# [Task details]
The answer must be an exact copy of the lines from the one containing "Parse this screenshot: output" through the end of the records, with the pictures left out.

*** Opening Data for the task ***

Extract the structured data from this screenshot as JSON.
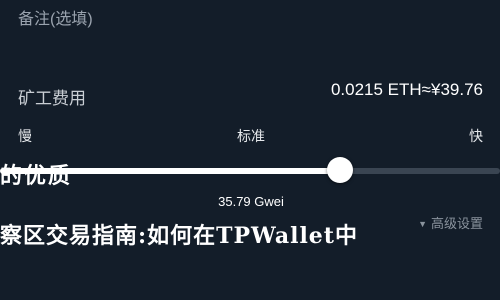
{
  "note": {
    "label": "备注(选填)"
  },
  "fee": {
    "label": "矿工费用",
    "value": "0.0215 ETH≈¥39.76"
  },
  "speed": {
    "slow_label": "慢",
    "standard_label": "标准",
    "fast_label": "快",
    "slider_fraction": 0.68,
    "gas_price": "35.79 Gwei"
  },
  "advanced": {
    "label": "高级设置",
    "icon": "caret-down-icon"
  },
  "overlay": {
    "line1": "的优质",
    "line2": "察区交易指南:如何在TPWallet中"
  },
  "colors": {
    "background": "#131d29",
    "track": "#3a4552",
    "thumb": "#ffffff"
  }
}
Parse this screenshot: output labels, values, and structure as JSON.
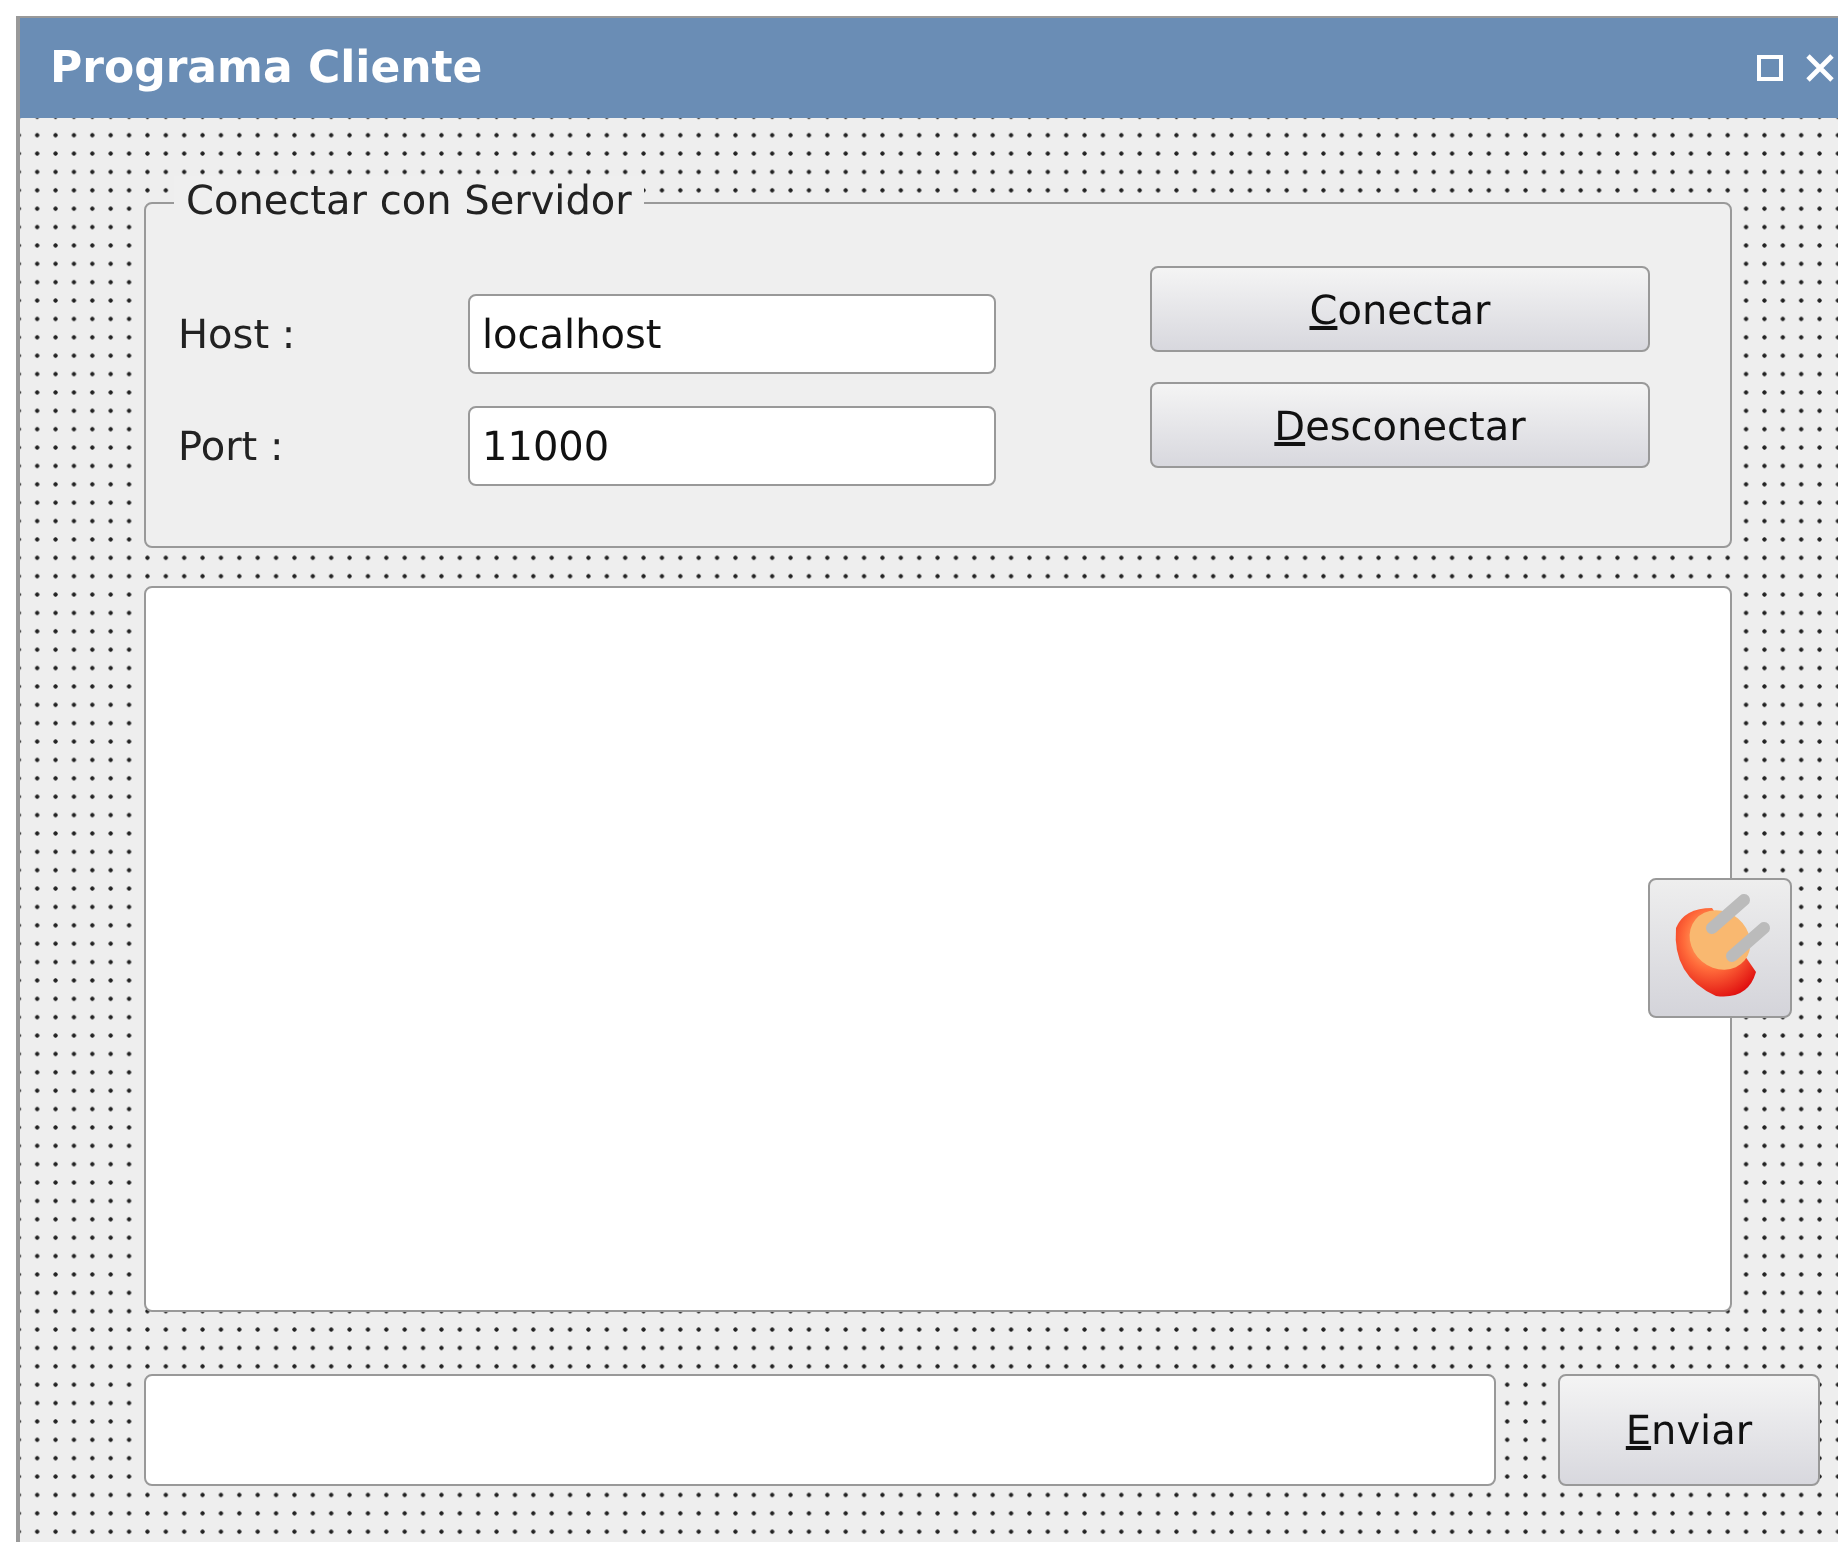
{
  "window": {
    "title": "Programa Cliente"
  },
  "group": {
    "title": "Conectar con Servidor",
    "fields": [
      {
        "label": "Host :",
        "value": "localhost"
      },
      {
        "label": "Port :",
        "value": "11000"
      }
    ],
    "buttons": [
      "Conectar",
      "Desconectar"
    ]
  },
  "send_button": "Enviar"
}
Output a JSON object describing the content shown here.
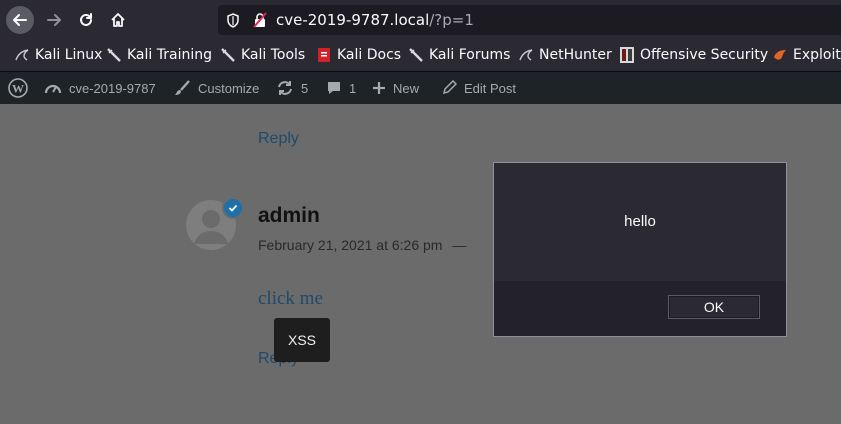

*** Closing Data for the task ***

# [Result for this exercise]
Parse this screenshot: output labels, values, and structure as JSON.
{
  "window": {
    "title": "Programa Cliente"
  },
  "group": {
    "title": "Conectar con Servidor",
    "fields": [
      {
        "label": "Host :",
        "value": "localhost"
      },
      {
        "label": "Port :",
        "value": "11000"
      }
    ],
    "buttons": [
      "Conectar",
      "Desconectar"
    ]
  },
  "send_button": "Enviar"
}
Output a JSON object describing the content shown here.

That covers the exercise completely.